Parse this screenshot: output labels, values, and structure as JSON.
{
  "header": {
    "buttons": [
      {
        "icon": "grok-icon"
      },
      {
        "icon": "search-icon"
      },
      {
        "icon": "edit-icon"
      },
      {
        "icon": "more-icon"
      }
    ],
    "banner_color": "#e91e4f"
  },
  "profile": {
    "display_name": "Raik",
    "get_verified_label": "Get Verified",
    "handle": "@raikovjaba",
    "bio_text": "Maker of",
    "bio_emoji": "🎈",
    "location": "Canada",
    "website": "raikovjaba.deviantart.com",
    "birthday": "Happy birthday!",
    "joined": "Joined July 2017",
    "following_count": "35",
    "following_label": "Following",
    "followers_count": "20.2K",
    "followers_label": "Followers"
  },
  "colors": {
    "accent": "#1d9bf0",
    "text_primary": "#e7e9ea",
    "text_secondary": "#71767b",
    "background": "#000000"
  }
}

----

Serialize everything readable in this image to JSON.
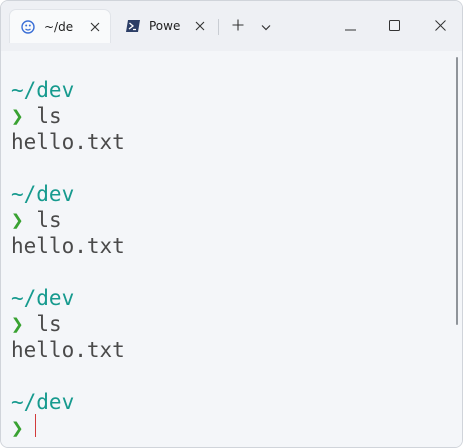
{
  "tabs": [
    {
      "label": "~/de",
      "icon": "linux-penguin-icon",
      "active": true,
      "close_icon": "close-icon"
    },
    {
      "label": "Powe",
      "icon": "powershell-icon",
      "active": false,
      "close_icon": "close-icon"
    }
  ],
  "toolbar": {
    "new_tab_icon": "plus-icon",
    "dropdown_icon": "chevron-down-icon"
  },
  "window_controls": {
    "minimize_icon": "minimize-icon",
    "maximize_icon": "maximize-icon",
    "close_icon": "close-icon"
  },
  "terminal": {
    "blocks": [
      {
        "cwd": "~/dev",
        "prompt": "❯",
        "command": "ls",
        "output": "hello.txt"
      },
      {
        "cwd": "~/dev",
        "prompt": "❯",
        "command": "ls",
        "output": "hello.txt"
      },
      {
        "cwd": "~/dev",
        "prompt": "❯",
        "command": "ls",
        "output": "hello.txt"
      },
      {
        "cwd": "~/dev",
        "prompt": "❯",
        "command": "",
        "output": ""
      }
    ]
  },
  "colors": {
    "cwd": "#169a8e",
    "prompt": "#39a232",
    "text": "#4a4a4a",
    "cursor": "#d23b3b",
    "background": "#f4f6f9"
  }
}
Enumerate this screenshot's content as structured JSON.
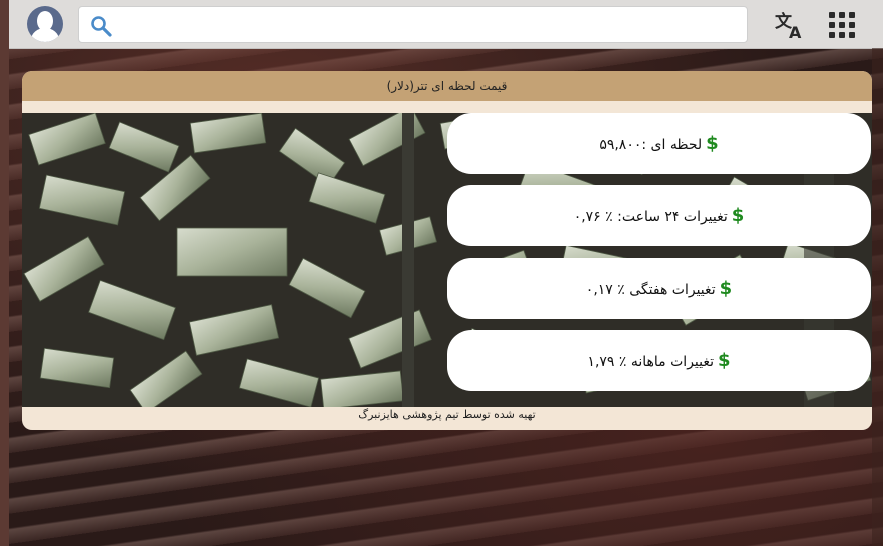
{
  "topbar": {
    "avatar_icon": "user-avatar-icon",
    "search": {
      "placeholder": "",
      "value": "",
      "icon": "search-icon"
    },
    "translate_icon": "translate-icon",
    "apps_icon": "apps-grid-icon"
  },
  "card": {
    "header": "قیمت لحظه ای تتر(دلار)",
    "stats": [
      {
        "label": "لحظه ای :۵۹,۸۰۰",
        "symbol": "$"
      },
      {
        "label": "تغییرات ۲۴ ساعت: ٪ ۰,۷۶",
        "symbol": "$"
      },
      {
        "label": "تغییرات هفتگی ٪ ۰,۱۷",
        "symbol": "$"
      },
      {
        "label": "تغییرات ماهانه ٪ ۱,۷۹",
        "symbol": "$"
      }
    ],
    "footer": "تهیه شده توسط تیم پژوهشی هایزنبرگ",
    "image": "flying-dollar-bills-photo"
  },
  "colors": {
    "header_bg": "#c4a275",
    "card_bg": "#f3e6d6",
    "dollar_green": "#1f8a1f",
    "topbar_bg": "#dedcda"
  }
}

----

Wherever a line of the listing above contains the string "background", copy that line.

    "background": "#000000"
    "background": "#f4f6f9"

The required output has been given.